POSTCARDS FROM THE TRAVELING EXHIBITS
Historical "Streets" of Montgomery, Alabama
as displayed through the Traveling Exhibits
S E E F U L L I T I N E R A R I E S
Lee Street, Montgomery
—Montgomery is the seat of Montgomery County and the capital of Alabama. The county was formed in 1816. The first settlements were Alabama Town and New Philadelphia. The two towns merged in 1819 and became the city of Montgomery. This is a postcard of Lee Street, originally Washington Street, in the early 1900s. The street name was changed after the Civil War.
Court Street, Montgomery
—A legacy of the towns' merger can be seen today in the alignment of downtown streets: streets to the west of Court Street are aligned parallel and perpendicular to the Alabama River, while streets to the east are aligned in a north-south and east-west grid. This is a postcard of Court Street in the 1890s.
Commerce Street, Montgomery
—Lee Street, Commerce Street, and Montgomery Street were originally located in Alabama Town. Commerce Street was once the heart of Montgomery's business life. This is a postcard of Commerce Street in the early 1900s.
Montgomery Street, Montgomery—In 1886, Montgomery became the first city in the United States to convert the entire horse-drawn streetcar system to electricity. The car line, fondly known as the “Lightning Route,” operated for exactly 50 years, when it was retired in a big ceremony and replaced by buses. This is a postcard of Montgomery Street in the late 1890s.
Dexter Avenue, Montgomery

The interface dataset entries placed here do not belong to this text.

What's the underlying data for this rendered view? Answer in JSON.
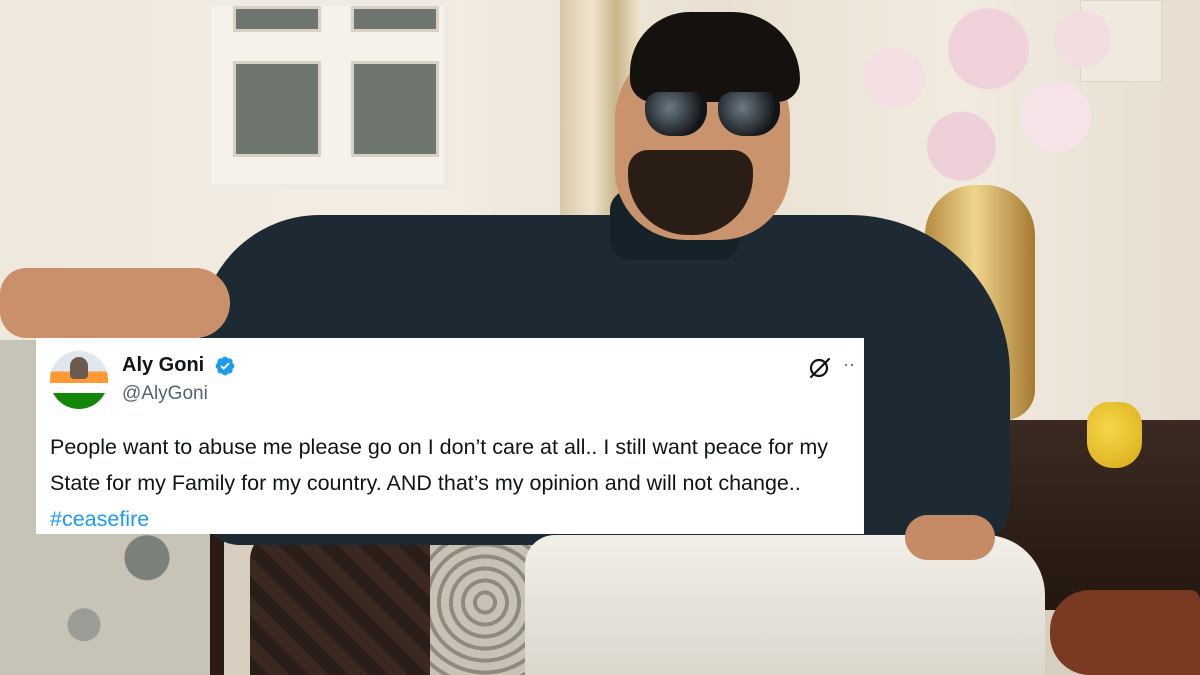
{
  "tweet": {
    "author_name": "Aly Goni",
    "author_handle": "@AlyGoni",
    "verified": true,
    "text": "People want to abuse me please go on I don’t care at all.. I still want peace for my State for my Family for my country. AND that’s my opinion and will not change.. ",
    "hashtag": "#ceasefire",
    "icons": {
      "avatar": "avatar-with-indian-flag",
      "verified": "verified-badge-icon",
      "grok": "grok-icon",
      "more": "more-options-icon"
    },
    "more_glyph": "··"
  },
  "colors": {
    "card_background": "#ffffff",
    "name_text": "#0f1419",
    "handle_text": "#536471",
    "hashtag": "#1d9bf0",
    "verified_badge": "#1d9bf0"
  }
}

—Court Street, Court Square, and Dexter Avenue were originally located in New Philadelphia. When Andrew Dexter, Jr., founded New Philadelphia, he envisioned a prominent future for his town. He reserved a portion of his property known as “Goat Hill,” for the location of the state capitol building. His dream became a reality when Montgomery became the state capital in 1846. Dexter Avenue, originally Market Street, was renamed in honor of Mr. Dexter.
Court Square, Montgomery
—Court Square Fountain was built in 1885 on top of an artesian well, which Native Americans used long before the area was settled. The fountain features statues based on Greek mythology. This postcard is from the 1890s and shows both the fountain and the electric streetcar system. The prominent building is the Exchange Hotel which was a significant political center for Alabama in the 19th Century.
—One of the trolley routes ended at the Cloverdale neighborhood which made Montgomery one of the first cities to “depopulate” its city center through transportation-facilitated suburban development. Much of Cloverdale was built in the late nineteenth and early twentieth centuries. This postcard shows why this neighborhood is considered one of Montgomery's “genteel” areas. The Scott and Zelda Fitzgerald Museum is located in Cloverdale.
Perry Street, Montgomery
—Perry Street is one of the main streets in Montgomery’s Garden District. In the 1850’s Perry Street was referred to as the “Fifth Avenue of Montgomery,” a reference to that luxurious Manhattan street. The Governor’s Mansion is on South Perry Street. This postcard shows an example of residential houses on South Perry Street.